BEGIN

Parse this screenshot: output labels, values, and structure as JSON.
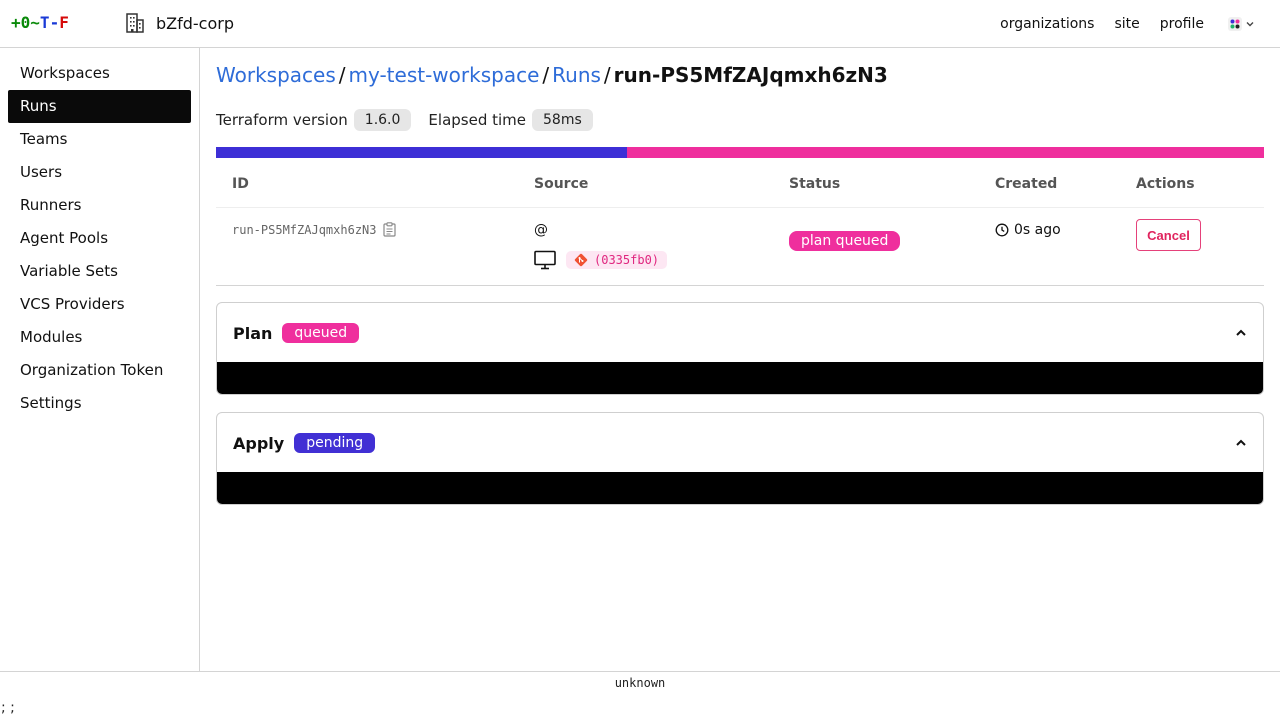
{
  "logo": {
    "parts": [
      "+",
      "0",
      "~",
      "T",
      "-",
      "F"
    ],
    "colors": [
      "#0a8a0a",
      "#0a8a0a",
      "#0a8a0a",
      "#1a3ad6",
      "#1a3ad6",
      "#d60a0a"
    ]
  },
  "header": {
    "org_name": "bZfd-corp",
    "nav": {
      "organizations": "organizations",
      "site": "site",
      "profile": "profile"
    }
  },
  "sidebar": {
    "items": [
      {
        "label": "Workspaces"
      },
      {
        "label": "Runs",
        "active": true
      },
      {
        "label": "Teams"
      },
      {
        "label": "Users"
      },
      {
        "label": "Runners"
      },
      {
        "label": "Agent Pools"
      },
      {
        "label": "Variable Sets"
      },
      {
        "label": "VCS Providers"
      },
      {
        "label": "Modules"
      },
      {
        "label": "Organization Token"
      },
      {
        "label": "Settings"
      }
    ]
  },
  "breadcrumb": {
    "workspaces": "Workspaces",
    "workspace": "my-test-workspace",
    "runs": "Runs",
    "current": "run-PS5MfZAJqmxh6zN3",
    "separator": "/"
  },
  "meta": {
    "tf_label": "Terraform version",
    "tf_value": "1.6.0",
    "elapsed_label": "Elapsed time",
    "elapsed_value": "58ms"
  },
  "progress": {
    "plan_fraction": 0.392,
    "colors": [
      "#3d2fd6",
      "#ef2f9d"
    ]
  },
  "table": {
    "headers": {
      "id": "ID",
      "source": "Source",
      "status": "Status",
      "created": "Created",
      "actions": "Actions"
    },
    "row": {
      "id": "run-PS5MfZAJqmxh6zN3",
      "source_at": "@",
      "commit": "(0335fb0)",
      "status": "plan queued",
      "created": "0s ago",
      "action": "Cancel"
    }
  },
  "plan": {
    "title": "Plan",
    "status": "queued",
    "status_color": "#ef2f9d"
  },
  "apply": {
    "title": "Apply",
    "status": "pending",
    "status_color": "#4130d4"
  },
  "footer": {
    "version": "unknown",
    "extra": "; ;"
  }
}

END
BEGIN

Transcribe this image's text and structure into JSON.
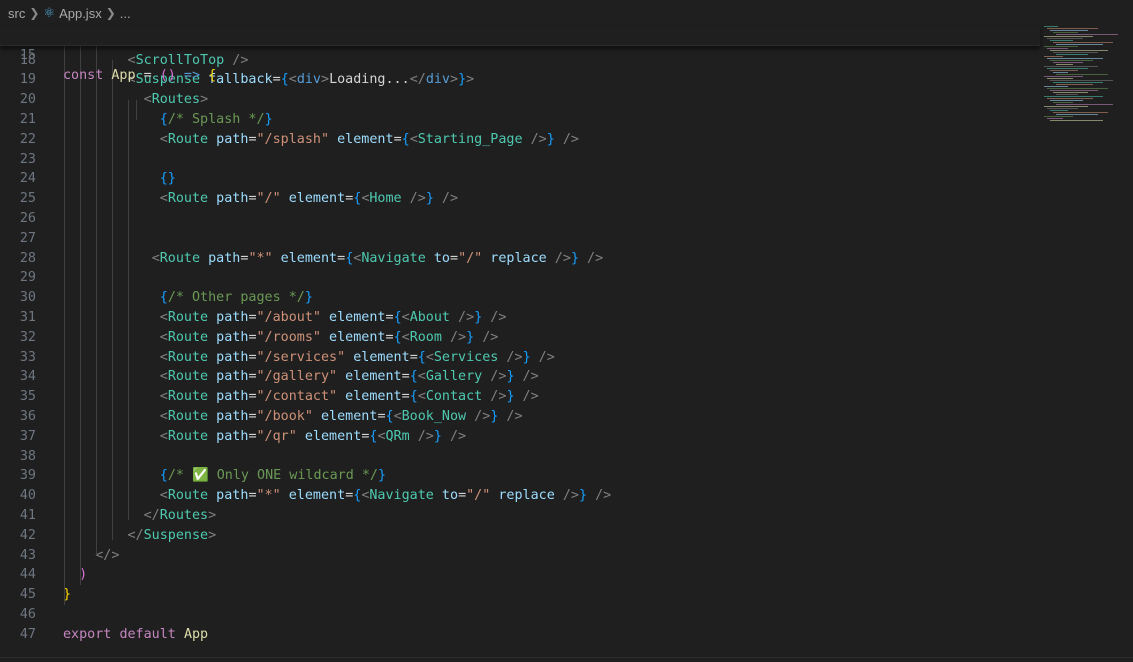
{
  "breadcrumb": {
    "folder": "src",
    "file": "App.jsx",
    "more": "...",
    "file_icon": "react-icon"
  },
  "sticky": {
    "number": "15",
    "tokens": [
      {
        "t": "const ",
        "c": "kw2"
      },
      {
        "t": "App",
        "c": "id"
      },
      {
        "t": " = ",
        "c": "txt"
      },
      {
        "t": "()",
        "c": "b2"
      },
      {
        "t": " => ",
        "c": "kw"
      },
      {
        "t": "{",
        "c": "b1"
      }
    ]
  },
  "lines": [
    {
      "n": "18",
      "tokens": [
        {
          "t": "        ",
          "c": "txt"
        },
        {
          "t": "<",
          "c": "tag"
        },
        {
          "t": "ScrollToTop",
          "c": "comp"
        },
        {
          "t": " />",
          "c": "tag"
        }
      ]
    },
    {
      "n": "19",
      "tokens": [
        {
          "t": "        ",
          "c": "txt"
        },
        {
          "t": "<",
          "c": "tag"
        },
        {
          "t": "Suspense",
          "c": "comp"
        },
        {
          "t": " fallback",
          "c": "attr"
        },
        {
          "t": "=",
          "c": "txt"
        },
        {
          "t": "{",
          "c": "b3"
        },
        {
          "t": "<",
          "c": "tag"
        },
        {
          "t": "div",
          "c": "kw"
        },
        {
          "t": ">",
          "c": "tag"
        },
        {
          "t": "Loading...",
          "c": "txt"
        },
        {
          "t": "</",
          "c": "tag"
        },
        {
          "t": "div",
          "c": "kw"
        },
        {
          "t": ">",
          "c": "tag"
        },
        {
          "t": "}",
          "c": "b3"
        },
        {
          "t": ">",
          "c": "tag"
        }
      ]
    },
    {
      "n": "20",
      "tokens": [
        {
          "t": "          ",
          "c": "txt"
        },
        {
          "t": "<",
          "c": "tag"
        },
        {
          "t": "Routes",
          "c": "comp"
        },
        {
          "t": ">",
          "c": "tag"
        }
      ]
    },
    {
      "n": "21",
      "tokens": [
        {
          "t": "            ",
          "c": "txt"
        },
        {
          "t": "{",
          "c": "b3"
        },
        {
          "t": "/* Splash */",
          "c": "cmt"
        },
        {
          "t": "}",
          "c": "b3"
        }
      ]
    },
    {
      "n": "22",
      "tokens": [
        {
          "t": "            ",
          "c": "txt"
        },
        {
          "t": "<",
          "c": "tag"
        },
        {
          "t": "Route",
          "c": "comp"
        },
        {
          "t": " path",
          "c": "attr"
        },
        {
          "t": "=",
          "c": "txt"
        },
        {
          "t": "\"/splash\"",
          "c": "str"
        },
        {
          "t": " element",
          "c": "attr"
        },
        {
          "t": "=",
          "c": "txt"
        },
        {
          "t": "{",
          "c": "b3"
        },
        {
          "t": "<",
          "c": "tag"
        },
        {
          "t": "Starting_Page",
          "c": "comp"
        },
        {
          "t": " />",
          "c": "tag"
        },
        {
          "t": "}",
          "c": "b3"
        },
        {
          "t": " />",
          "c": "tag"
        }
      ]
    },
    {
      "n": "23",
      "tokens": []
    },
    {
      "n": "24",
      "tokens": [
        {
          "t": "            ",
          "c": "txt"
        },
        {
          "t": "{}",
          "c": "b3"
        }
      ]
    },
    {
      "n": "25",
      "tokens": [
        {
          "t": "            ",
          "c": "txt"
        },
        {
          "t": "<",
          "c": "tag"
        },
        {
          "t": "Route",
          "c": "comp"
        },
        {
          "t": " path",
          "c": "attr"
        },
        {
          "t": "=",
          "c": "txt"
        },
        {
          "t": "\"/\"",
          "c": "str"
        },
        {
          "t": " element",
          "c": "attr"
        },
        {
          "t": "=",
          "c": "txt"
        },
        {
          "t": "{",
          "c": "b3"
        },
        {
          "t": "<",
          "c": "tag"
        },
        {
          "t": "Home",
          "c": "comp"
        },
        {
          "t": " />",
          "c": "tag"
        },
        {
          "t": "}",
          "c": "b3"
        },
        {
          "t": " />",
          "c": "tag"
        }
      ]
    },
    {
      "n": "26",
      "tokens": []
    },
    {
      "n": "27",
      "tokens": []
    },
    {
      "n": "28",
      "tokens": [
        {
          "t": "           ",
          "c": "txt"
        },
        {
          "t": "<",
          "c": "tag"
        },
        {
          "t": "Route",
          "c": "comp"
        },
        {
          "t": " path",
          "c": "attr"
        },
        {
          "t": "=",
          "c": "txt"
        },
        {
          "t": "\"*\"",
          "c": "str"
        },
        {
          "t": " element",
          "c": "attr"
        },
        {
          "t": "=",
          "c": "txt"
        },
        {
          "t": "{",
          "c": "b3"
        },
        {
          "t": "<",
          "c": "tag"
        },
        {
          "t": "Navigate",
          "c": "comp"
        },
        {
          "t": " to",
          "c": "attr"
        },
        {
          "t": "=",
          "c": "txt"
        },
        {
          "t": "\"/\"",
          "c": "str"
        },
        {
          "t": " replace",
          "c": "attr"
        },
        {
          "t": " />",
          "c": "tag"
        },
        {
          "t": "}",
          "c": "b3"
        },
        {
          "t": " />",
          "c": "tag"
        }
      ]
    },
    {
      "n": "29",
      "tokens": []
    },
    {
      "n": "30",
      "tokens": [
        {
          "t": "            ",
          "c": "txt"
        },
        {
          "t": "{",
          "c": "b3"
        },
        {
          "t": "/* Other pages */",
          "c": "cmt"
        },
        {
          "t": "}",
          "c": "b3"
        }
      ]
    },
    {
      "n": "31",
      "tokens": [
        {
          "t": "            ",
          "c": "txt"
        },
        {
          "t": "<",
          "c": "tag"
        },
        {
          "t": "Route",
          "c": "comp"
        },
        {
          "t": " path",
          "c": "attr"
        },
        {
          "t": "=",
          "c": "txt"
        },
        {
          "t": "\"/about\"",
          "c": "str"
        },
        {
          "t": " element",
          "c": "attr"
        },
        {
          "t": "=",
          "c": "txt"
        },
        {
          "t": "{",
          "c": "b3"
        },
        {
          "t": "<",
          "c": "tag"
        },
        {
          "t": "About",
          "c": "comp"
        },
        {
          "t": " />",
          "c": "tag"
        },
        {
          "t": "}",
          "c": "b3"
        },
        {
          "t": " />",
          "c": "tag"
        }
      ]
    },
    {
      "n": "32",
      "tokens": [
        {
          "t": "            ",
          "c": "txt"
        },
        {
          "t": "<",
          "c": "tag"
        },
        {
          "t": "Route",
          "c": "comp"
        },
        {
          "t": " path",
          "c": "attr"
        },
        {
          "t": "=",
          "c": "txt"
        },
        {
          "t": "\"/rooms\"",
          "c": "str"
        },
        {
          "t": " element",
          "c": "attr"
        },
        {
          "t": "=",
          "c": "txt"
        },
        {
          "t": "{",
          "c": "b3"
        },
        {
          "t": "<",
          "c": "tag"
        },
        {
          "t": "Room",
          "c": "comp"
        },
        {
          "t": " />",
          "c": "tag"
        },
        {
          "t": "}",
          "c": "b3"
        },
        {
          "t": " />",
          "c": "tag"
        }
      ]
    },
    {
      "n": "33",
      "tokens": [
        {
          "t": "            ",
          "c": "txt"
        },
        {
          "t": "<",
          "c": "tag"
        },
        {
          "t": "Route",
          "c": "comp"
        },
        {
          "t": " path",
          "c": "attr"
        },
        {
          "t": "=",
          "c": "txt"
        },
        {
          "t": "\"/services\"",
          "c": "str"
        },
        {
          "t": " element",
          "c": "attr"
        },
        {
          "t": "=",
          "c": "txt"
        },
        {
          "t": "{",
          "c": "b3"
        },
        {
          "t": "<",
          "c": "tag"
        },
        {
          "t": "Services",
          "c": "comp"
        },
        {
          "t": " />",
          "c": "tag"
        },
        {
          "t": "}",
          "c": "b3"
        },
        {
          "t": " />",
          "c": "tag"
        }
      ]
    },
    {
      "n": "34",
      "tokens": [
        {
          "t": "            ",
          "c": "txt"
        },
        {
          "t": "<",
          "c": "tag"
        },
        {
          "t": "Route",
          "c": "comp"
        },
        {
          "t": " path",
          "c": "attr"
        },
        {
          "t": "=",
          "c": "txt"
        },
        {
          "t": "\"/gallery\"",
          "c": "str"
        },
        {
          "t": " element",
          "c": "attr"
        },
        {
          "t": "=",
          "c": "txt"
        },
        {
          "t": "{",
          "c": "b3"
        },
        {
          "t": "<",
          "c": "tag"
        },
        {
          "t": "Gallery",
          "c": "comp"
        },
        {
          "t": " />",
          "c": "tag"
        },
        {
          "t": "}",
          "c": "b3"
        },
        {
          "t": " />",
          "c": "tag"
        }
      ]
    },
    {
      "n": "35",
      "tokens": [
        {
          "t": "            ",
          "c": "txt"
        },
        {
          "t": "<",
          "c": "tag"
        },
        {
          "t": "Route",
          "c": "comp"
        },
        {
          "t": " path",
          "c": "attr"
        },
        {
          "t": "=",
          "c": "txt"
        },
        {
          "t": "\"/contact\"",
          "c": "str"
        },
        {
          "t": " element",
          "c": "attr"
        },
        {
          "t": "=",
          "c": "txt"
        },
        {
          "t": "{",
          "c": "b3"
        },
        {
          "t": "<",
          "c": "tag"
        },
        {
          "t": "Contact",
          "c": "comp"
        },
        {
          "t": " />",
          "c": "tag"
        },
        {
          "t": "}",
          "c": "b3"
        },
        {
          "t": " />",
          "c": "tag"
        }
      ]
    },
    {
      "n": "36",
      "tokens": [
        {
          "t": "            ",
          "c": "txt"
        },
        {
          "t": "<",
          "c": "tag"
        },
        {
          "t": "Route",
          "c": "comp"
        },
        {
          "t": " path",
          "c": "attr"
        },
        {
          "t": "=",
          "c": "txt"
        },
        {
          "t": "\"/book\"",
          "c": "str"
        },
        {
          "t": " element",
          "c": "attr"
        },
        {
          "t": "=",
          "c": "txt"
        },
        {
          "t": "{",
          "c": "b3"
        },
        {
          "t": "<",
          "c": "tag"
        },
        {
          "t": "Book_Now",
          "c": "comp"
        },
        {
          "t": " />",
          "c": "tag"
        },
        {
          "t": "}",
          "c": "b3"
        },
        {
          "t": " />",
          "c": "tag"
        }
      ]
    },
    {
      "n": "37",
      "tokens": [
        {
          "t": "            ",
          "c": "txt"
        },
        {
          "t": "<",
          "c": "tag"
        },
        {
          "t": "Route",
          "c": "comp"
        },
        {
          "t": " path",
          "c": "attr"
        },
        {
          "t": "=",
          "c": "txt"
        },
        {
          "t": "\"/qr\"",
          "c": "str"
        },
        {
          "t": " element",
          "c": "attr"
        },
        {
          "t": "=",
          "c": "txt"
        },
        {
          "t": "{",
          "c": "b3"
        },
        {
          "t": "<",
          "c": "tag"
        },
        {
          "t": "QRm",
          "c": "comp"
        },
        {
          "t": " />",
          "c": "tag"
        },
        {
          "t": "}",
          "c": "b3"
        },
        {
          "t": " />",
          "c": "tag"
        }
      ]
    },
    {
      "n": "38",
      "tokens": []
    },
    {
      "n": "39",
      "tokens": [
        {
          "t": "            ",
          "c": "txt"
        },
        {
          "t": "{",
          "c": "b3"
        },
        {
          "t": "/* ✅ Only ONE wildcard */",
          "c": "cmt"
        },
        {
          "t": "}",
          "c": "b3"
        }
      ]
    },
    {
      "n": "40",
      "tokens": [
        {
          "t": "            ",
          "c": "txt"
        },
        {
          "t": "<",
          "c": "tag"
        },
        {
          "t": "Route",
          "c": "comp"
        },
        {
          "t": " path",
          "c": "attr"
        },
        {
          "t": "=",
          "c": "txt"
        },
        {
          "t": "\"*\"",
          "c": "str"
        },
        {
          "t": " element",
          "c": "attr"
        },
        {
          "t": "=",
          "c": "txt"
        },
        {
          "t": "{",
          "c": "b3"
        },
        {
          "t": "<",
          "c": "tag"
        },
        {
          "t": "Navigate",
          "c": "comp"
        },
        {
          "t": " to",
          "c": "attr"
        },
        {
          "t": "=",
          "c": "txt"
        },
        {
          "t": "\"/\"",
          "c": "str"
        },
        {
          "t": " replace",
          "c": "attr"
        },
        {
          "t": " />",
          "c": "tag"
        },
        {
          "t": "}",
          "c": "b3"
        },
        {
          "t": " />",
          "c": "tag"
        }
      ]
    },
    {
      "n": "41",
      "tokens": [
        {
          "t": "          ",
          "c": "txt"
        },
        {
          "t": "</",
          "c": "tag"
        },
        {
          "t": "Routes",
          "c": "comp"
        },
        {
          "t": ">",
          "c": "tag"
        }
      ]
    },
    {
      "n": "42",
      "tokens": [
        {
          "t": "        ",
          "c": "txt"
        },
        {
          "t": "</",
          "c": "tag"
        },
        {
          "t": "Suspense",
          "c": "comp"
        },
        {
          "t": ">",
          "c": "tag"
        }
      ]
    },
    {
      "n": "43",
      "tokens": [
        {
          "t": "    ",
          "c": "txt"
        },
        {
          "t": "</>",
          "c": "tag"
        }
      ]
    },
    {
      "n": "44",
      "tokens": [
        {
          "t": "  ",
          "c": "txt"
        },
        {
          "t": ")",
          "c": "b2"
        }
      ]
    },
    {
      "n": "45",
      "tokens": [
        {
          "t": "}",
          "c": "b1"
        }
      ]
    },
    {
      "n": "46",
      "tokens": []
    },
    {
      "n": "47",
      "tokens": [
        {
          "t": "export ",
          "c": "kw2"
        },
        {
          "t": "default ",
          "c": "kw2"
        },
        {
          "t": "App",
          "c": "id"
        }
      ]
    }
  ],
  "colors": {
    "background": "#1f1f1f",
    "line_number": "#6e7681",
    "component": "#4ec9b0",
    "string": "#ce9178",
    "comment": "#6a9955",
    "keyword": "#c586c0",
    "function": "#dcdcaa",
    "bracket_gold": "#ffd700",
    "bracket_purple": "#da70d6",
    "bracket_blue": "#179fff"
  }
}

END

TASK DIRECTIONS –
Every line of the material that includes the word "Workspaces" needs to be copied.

TASK OUTPUT –
        "label": "Workspaces"
    "workspaces": "Workspaces",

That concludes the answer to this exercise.